Good design can give multifamily builders a competitive edge as well as a marketing angle. The corporate marketing slogan for Miller and Smith, a builder based in McLean, Va., is, "We're not copycats. We're the cats other builders copy." The company designs new product for almost every job and integrates land planning and product design. At the Broadlands in Virginia, Creaser/O'Brien Architects designed townhomes for Miller and Smith with zigzagged lot lines so that the rear of each unit could be turned 27 degrees. As a result, some of the rooms are 25 feet wide even though the lots are only 22 feet wide.
Brochure for Miller and Smith's innovatively designed townhouse plans uses magic as a marketing theme. This design "magic" became the marketing theme, says the company's marketing vice president Rhonda Ellisor. "We called it the Magic Collection and named the models the Merlin and the Houdini," she says. A magician kept visitors entertained in the sales office, and floor plans were displayed on oversize playing cards. The brochure was filled with puns and allusions to magic. As this article went to press, the 116-unit project was close to selling out. Likewise, Ashton Woods shows off its investment in design. "Our townhomes feel like single-family homes--they have lots of natural light and the plans flow very well," says Kruger. The company uses high-quality photos for its postcard mailers that bear the tagline, "Design to take your breath away."
Builders marketing attached projects say that direct mail is often the most effective medium, though most also take the blanket approach with newspaper ads. Cambridge Homes of Libertyville, Ill., uses direct mail to market homes in suburban Chicago, especially if the project is located near a large concentration of rental apartments. "We communicate the idea that it's better than paying rent," says Richard Brown, the company's CEO. Other builders use cluster marketing--picking zip codes where people are actively buying, then targeting those buyers' friends with direct mail.
"There's also a lot of invitation marketing, where prospective buyers are invited to a reception at a new community," says Sherm Harmer. "Some builders take them on a pedicab ride or a horse-drawn carriage tour to convey the ambience of in-town living."
CityHomes' reinforces its downtown presence by putting a sales and design center in the same building as its corporate office. "It's a one-stop shop," Latz says. "Customers can get information on the projects, options and upgrades, and mortgages.
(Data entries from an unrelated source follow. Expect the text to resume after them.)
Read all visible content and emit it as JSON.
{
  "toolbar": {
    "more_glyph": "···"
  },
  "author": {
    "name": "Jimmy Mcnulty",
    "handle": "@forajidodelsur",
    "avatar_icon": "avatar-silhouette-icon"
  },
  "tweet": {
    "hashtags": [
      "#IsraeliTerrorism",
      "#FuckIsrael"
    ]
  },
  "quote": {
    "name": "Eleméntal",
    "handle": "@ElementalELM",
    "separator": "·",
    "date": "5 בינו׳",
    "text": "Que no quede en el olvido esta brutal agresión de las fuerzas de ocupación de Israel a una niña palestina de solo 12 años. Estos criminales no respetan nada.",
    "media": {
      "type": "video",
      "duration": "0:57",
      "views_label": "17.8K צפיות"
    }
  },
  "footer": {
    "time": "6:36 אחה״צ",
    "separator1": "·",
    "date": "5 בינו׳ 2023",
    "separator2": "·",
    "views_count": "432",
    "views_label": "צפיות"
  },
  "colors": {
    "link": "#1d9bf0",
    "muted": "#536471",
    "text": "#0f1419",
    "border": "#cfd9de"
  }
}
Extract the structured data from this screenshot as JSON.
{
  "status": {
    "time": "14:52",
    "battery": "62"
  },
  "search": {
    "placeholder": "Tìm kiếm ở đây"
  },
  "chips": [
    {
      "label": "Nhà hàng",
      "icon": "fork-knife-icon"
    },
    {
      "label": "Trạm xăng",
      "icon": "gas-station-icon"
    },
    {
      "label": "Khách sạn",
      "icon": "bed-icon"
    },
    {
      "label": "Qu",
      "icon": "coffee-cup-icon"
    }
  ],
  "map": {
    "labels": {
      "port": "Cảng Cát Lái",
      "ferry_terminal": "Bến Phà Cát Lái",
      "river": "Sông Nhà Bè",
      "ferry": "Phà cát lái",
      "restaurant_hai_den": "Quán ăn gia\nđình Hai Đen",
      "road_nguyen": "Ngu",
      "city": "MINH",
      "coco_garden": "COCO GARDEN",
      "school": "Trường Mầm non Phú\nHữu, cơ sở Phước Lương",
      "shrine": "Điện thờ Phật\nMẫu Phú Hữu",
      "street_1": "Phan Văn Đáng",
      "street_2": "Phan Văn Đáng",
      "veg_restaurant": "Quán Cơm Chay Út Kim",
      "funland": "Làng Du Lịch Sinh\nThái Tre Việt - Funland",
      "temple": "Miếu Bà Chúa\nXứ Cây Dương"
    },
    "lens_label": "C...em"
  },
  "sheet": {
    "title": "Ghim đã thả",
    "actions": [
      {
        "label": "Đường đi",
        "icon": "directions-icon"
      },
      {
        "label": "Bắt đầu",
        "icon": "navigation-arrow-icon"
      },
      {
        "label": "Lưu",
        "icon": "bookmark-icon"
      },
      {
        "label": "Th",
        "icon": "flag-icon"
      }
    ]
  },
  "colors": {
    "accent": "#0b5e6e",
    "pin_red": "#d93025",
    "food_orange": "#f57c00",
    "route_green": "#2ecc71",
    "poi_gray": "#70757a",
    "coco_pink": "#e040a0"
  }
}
Then they get in a CityHomes van, and we drive them to the projects, which are only a few blocks away."
CamWest has successfully marketed its patio homes with free-standing newspaper inserts. Their affordability for Seattle--prices start in the $270,000s--has been a big draw.
"We've also found our Web site to be an increasingly powerful marketing tool," says Gladwell. Kruger says the Internet drives more traffic to Ashton Woods communities every year. And in Atlanta, as in other cities, local broker participation is essential. "They're our partners, especially with relocating buyers who want to live close to where they work," he says.
Advertising for multifamily communities in urban Seattle "has a very hip look and hits hard on the technology factor," according to Bill Boucher, marketing vice president with the Quadrant Corp. in Bellevue, Wash. Depending on the project's neighborhood, ads may appeal to Gen-Xers by featuring young models, Boucher says. But here's where market research comes in. If the target market is move-ups, he says, the ads downplay the high-tech aspect and play up the family component. "The message is that it's okay to raise kids in an attached home," he says.
Susan Bady is based in Chicago.
BIG BUILDER Magazine, April 2002